WASHINGTON (REUTERS) - Former US President Donald Trump on Sunday (Feb 28) hinted at a possible run for president again in 2024, attacked President Joe Biden, and repeated his fraudulent claims that he won the 2020 election in his first major appearance since leaving the White House nearly six weeks ago.
Addressing the Conservative Political Action Conference in Orlando, Florida, Mr Trump vowed to help Republicans try to regain majorities - lost during his presidency - in the US House of Representatives and Senate in 2022 congressional elections and dangled himself as a possibility for president in 2024.
"With your help, we will take back the House, we will win the Senate and then a Republican president will make a triumphant return to the White House. I wonder who will that be?" he said, smiling. "Who, who, who will that be, I wonder."
Mr Trump's weeks away from Washington do not appear to have dimmed his anger at Republicans who voted to impeach or convict in a failed congressional effort to hold him responsible for inciting a deadly attack on the US Capitol on Jan 6.
He singled out several such Republicans by name, like Senators Mitt Romney and Pat Toomey and House lawmakers Liz Cheney and Adam Kinzinger, and suggested he would support candidates who opposed them in Republican primaries.
"Get rid of 'em all," he thundered.
Mr Trump repeated lies he has told about his Nov 3 presidential election loss to Mr Biden, and offered a withering critique of his Democratic successor's first weeks in office.
"They just lost the White House," the Republican former president said after criticising Mr Biden's handling of border security. "But who knows, who knows, I may even decide to beat them for a third time."
Mr Trump and his allies spent two months denying his election defeat, and claiming without evidence it was the result of widespread voter fraud, before his supporters stormed the Capitol on Jan 6 seeking to disrupt congressional certification of Mr Biden's win.
A civil war has erupted within the Republican Party with establishment figures like Senate minority leader Mitch McConnell eager to put Mr Trump in the rearview mirror and others, like Trump ally Senator Lindsey Graham, believing the party's future depends on the energy of the pro-Trump conservative base.
Mr Trump declared the Republican Party united behind him, with opposition coming only from "a handful of Washington, DC, political hacks."
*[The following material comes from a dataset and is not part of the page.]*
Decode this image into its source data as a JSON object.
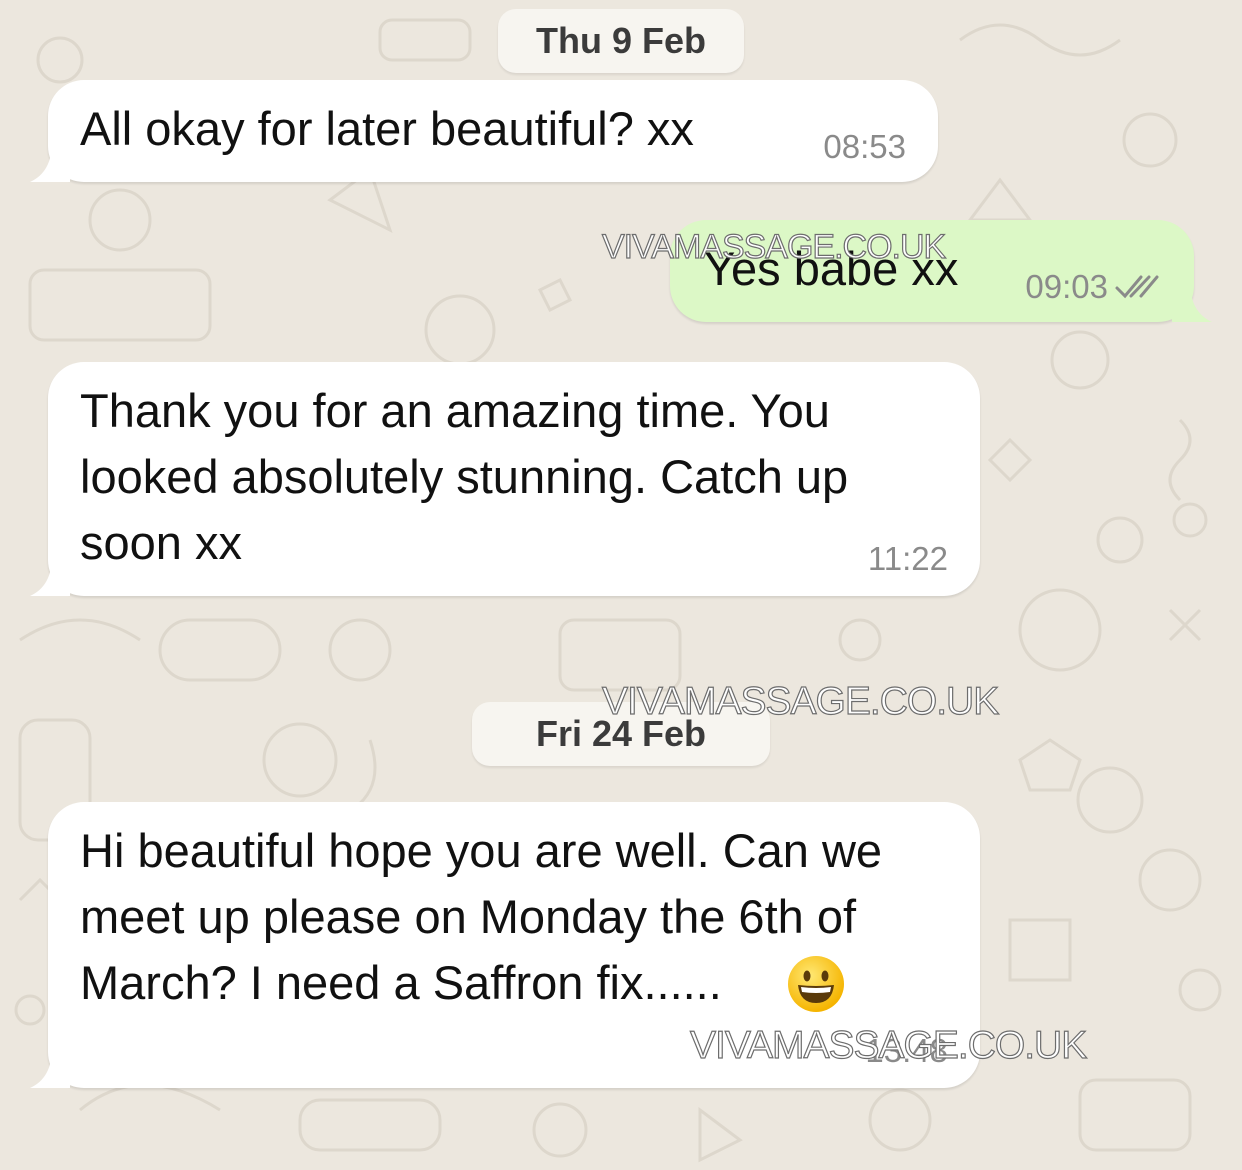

When he mentioned Mr McConnell's name, the crowd booed.
He said he had no plans to try to launch a third party, an idea he has discussed with advisers in the past couple of months.
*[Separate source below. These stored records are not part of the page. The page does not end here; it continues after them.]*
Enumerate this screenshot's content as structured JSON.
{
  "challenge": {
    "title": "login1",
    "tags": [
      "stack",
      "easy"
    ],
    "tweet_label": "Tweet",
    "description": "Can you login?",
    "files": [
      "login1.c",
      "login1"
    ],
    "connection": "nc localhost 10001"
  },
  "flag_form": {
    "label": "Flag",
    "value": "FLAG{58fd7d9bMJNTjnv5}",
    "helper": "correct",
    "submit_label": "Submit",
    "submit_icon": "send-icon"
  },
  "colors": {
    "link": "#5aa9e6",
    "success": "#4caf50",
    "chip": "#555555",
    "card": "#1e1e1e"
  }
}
"We're not starting new parties. We have the Republican Party. It's going to be united and be stronger than ever before. I am not starting a new party," he said.
In a straw poll, 55 per cent of CPAC conference participants said they would vote for Mr Trump in the 2024 Republican presidential nominating race. Florida Governor Ron DeSantis came in second at 21 per cent.
Without Mr Trump, Mr DeSantis led the field with 43 percent, and other potential Republican candidates had single digits.
But not everyone supported Mr Trump. A separate question on the poll asked whether Mr Trump should run again in 2024 and it led to a mixed result, with 68 per cent saying he should run and 32 per cent saying opposed or having no opinion.
"It's tough to get seven out of 10 to agree on anything," pollster Jim McLaughlin told CPAC in explaining away the results.
Still, Mr Trump fervour at the four-day CPAC event was so strong that Mr Trump's eldest son, Mr Donald Trump Jr, declared it "T-PAC" and participants rolled out a golden statue of the former president.
Mr Trump's flirtation with another run could freeze the Republican field for 2024 as other potential candidates try to decide whether they will have to compete against him. Many of those 2024 possible candidates spoke during the CPAC event.
The Biden White House dismissed Mr Trump's speech.
"While the GOP casts about for a path forward, President Biden is going to remain laser-focused on crushing the virus, re-opening schools, and getting Americans back to work," White House spokesman Michael Gwin said after the speech.
An hour into his speech, Mr Trump dove deeply into his unfounded claims of election fraud, going against the advice of confidants who believe he needs to look to the future.
"We have a very sick and corrupt electoral process that has to be fixed immediately. This election was rigged," Mr Trump said. "And the Supreme Court and other courts didn't want to do anything about it."
"You won! You won!" the crowd shouted.
Mr Trump's campaign and his supporters brought dozens of failed lawsuits attempting to overturn the results of the 2020 election, which Biden won by more than seven million votes.
In the short term, he is making plans to set up a super PAC political organisation to support candidates who mirror his policies, an adviser said.
He sought to position himself as the lead critic of the new president, including on immigration and security along the US border with Mexico, and the slow reopening of schools closed due to the pandemic.
"Joe Biden has had the most disastrous first month of any president in modern history," Mr Trump said.
Recent Gallup polls have given Mr Biden a job approval rating well past 50 per cent. Trump never achieved above 49 per cent.